Recently researchers at LJI reported they prevented beta cell deaths in mice by blocking nerve signals to the pancreas. Why is this important? They may be one step closer to understanding what causes diabetes. The hope is that understanding will lead to a cure. This is what you need to know.
What is the Pancreas?
Your pancreas is about six inches long. It lies in the back of the abdomen, on your right side behind your liver. The pancreas creates a cocktail of juices called enzymes. These enzymes travel from the pancreas through a duct to the upper part of your intestine. There they break down the food you eat into fats, proteins, and starches.
Your pancreas also produces hormones that carry messages to other parts of your body. (Read more about the pancreas.)
One hormone the healthy pancreas makes is insulin. It makes insulin in specialized cells called beta cells.
What is Type I Diabetes
Nearly 1.6 million Americans have a life-threatening, but treatable condition. Their beta cells die. When their beta cells die, their bodies do not produce insulin. It happens in every race, gender, and body size and shape. Even mammals can have type I diabetes.
Without insulin, you will fall ill within hours. If the high blood sugar (hyperglycemia) isn’t treated you will die. Death comes in days or may take as long as two weeks, depending on your general health and blood sugar levels. (Read more about diabetic ketoacidosis.)
There is no cure for diabetes. People who have type I diabetes must take insulin. Patients manage the disease with medication, a healthy lifestyle and diet and careful monitoring of the blood sugars. Type 1 diabetics can and do live long and happy lives. (Read more about how to manage diabetes.)
How do You Get Diabetes?
We know the beta cells of the pancreas produce insulin for the body. And we know insulin is essential for our body to turn the food we eat into energy for the cells of our body.
In type 1 Diabetics, the cells of the pancreas that make insulin die off. This dying off can be a long process that takes years before the person knows it’s a problem. It can appear at any age from newborn to a senior of advanced age.
While risk factors for type 1 diabetes include genetic and environmental factors, researchers don’t know why the disease seems to attack at random. Some scientists believe an autoimmune response may be what’s killing those cells. Autoimmune response is where the cells meant to fight off infection attack other cells in your body. In this case, your beta cells. (Read more about the possible causes of type 1 diabetes.)
Researchers at the LaJolla Institute for Immunology (LJI) are working to uncover the cause of type 1 diabetes. They’ve noticed that the beta cells in a diabetic’s pancreas die off in patches. Some areas have large patches that die and other areas are untouched.

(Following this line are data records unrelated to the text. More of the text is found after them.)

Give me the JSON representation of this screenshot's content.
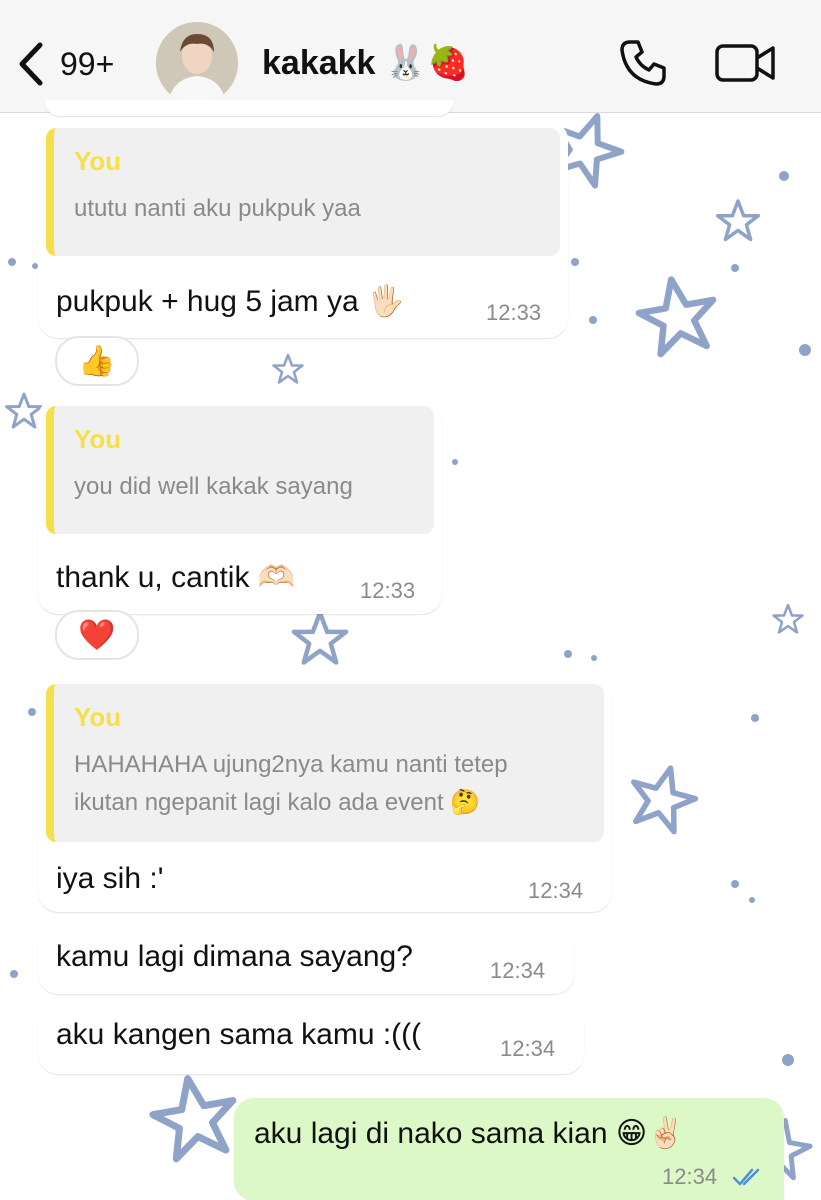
{
  "header": {
    "unread_count": "99+",
    "contact_name": "kakakk 🐰🍓"
  },
  "messages": [
    {
      "quote_author": "You",
      "quote_text": "ututu nanti aku pukpuk yaa",
      "text": "pukpuk + hug 5 jam ya 🖐🏻",
      "time": "12:33",
      "reaction": "👍"
    },
    {
      "quote_author": "You",
      "quote_text": "you did well kakak sayang",
      "text": "thank u, cantik 🫶🏻",
      "time": "12:33",
      "reaction": "❤️"
    },
    {
      "quote_author": "You",
      "quote_text": "HAHAHAHA ujung2nya kamu nanti tetep\nikutan ngepanit lagi kalo ada event 🤔",
      "text": "iya sih :'",
      "time": "12:34"
    },
    {
      "text": "kamu lagi dimana sayang?",
      "time": "12:34"
    },
    {
      "text": "aku kangen sama kamu :(((",
      "time": "12:34"
    }
  ],
  "outgoing": {
    "text": "aku lagi di nako sama kian 😁✌🏻",
    "time": "12:34",
    "status": "read-double-check-icon"
  },
  "colors": {
    "quote_accent": "#f5e04c",
    "outgoing_bubble": "#dcf8c6",
    "read_tick": "#4a90e2",
    "star_outline": "#8fa3c8"
  }
}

There are many theories about why this occurs. Inadequate blood supply, an attack by a virus, and an autoimmune response are some theories.
They turned to a new field called neuroimmunology, which is the idea that nerve signals can affect immune cells. Could nerve cells drive immune cells to attack the pancreas?
They induced beta cell death in mice. Some mice weren’t untreated, some received beta blockers, and some were “denervated.”
Denervation is a chemical or physical block that prevents nerve messages to pass. The block can be temporary (often used today in surgeries) or permanent. Here, they surgically cut the nerve or inject it with a neurotoxin or a medication that blocks nerve signals. Then they “used LJI’s world-class imaging facility to track the pattern of beta cell death in living mice.”
The “denervated” mice did not experience beta cell death. “It was like the pancreas had gone dark and immune cells were unable to find their targets.”
They’ve Just Started
They need to do a lot more testing and research to confirm that this works.
But these results suggest that other autoimmune diseases may benefit from denervation. Arthritis, vitiligo, and lupus erythematosus are a few of the many autoimmune diseases. (Read more about autoimmune disease. )
Before this method can be used on humans, doctors first need a reliable way to predict who was at risk of developing type 1 diabetes.
And, I’m guessing, there will need to be more research about the effects of denervation on other functions of the pancreas.
Science Provides Slow Hope
What you need to know is that it will take years to explore this treatment and its consequences. Perhaps it will also take years before people accept it as a preventative. You may remember that my niece has type 1 diabetes. Would I recommend she be an early adopter? My answer would depend on information they discover between now and then. If you knew positively that you or your child would develop type 1 diabetes, would you ask for permanent denervation?